This is all about improving your gut health – and the easiest way to do this is by taking two teaspoons of L-glutamine powder in water. One at night before you go to bed, and the other as soon as you wake up, waiting an hour before you tuck in to breakfast. It’ll help heal your gut wall.

Improve your protection

You’ve heard all about friendly bacteria, right? Lactobacillus and Bifidobacterium are there to give our gut a helping hand. You can do them a favour by taking a probiotic supplement twice a day, which will help protect your gut wall.

Calm inflammation down

As well as sticking to a healthy diet and avoiding food you’re intolerant to, there are other ways to help your gut health along and tackle poor digestion.

i Try and eat oily fish two or three times a week, and take at least 1000mg of omega-3 fish oil. If you’re vegan, replace the fish with chia seeds.

ii Turmeric, which is one of nature’s best anti-inflammatories.

iii Eat quercetin and bromelain – they might not sound familiar off the bat but they’re important anti-inflammatories found in red onions (quercetin) and pineapple (bromelain).

iv Increase your intake of MSM (sulphur) – it’s found in eggs, onions and garlic, and this helps methylation. Which means it is super important and required for nutrient absorption, which will help tackle poor digestion.

v Take Vitamin C. It’s a natural anti-histamine, and helps fight back with the body reacts in an inflammatory way.

Try an elimination diet
Over time, your body may have developed intolerances to certain foods, which doesn’t help your digestive health as it triggers an immune-based response by your antibodies.

Get tested for the IgB antibody reactions against certain food to help you work out which you need to eliminate. You may be able to introduce them over time as your gut health improves.

Improve elimination

Drink at least six glasses of water a day, eat more oat-based foods and chia seeds, or you can take a teaspoon or capsule of glucomannan. All that combined should help.

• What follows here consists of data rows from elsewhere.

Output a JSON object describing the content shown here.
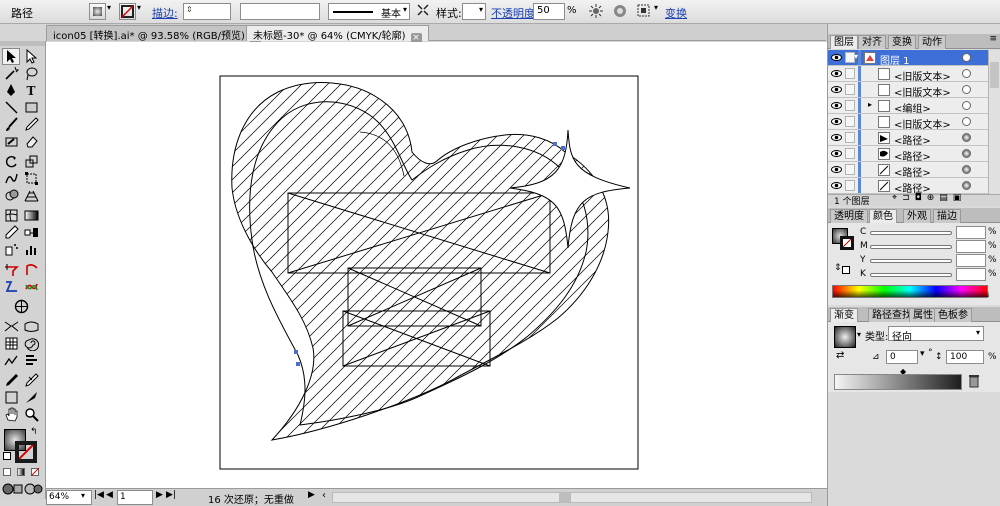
{
  "control_bar": {
    "selection_type": "路径",
    "stroke_label": "描边:",
    "stroke_profile": "基本",
    "style_label": "样式:",
    "opacity_label": "不透明度:",
    "opacity_value": "50",
    "opacity_unit": "%",
    "transform_label": "变换"
  },
  "document_tabs": [
    {
      "label": "icon05 [转换].ai* @ 93.58% (RGB/预览)",
      "close": "×",
      "active": false
    },
    {
      "label": "未标题-30* @ 64% (CMYK/轮廓)",
      "close": "×",
      "active": true
    }
  ],
  "status_bar": {
    "zoom": "64%",
    "page": "1",
    "message": "16 次还原；无重做"
  },
  "layers_panel": {
    "tabs": [
      "图层",
      "对齐",
      "变换",
      "动作"
    ],
    "rows": [
      {
        "name": "图层 1",
        "expander": "▾",
        "selected": true,
        "thumb": "layer",
        "target": "hollow"
      },
      {
        "name": "<旧版文本>",
        "expander": "",
        "selected": false,
        "thumb": "blank",
        "target": "hollow"
      },
      {
        "name": "<旧版文本>",
        "expander": "",
        "selected": false,
        "thumb": "blank",
        "target": "hollow"
      },
      {
        "name": "<编组>",
        "expander": "▸",
        "selected": false,
        "thumb": "blank",
        "target": "hollow"
      },
      {
        "name": "<旧版文本>",
        "expander": "",
        "selected": false,
        "thumb": "blank",
        "target": "hollow"
      },
      {
        "name": "<路径>",
        "expander": "",
        "selected": false,
        "thumb": "brush",
        "target": "filled"
      },
      {
        "name": "<路径>",
        "expander": "",
        "selected": false,
        "thumb": "splash",
        "target": "filled"
      },
      {
        "name": "<路径>",
        "expander": "",
        "selected": false,
        "thumb": "line",
        "target": "filled"
      },
      {
        "name": "<路径>",
        "expander": "",
        "selected": false,
        "thumb": "line",
        "target": "filled"
      }
    ],
    "layer_count": "1 个图层"
  },
  "color_panel": {
    "tabs": [
      "透明度",
      "颜色",
      "外观",
      "描边"
    ],
    "channels": [
      "C",
      "M",
      "Y",
      "K"
    ],
    "unit": "%"
  },
  "gradient_panel": {
    "tabs": [
      "渐变",
      "路径查找",
      "属性",
      "色板参"
    ],
    "type_label": "类型:",
    "type_value": "径向",
    "angle_value": "0",
    "degree_symbol": "°",
    "ratio_value": "100",
    "ratio_unit": "%"
  },
  "icons": [
    "selection-tool-icon",
    "direct-selection-icon",
    "magic-wand-icon",
    "lasso-icon",
    "pen-icon",
    "type-tool-icon",
    "line-tool-icon",
    "rectangle-tool-icon",
    "paintbrush-icon",
    "pencil-icon",
    "eraser-icon",
    "rotate-icon",
    "scale-icon",
    "warp-icon",
    "free-transform-icon",
    "symbol-sprayer-icon",
    "graph-icon",
    "mesh-icon",
    "gradient-tool-icon",
    "eyedropper-icon",
    "blend-icon",
    "live-paint-icon",
    "slice-icon",
    "scissors-icon",
    "hand-icon",
    "zoom-icon",
    "eye-icon",
    "close-icon"
  ],
  "colors": {
    "selection_blue": "#3d6fd6",
    "link_blue": "#1a3fb0"
  }
}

For more tips on how to get a healthy gut, read Improve Your Digestion (£14.99, Piaktus) by Patrick Holford.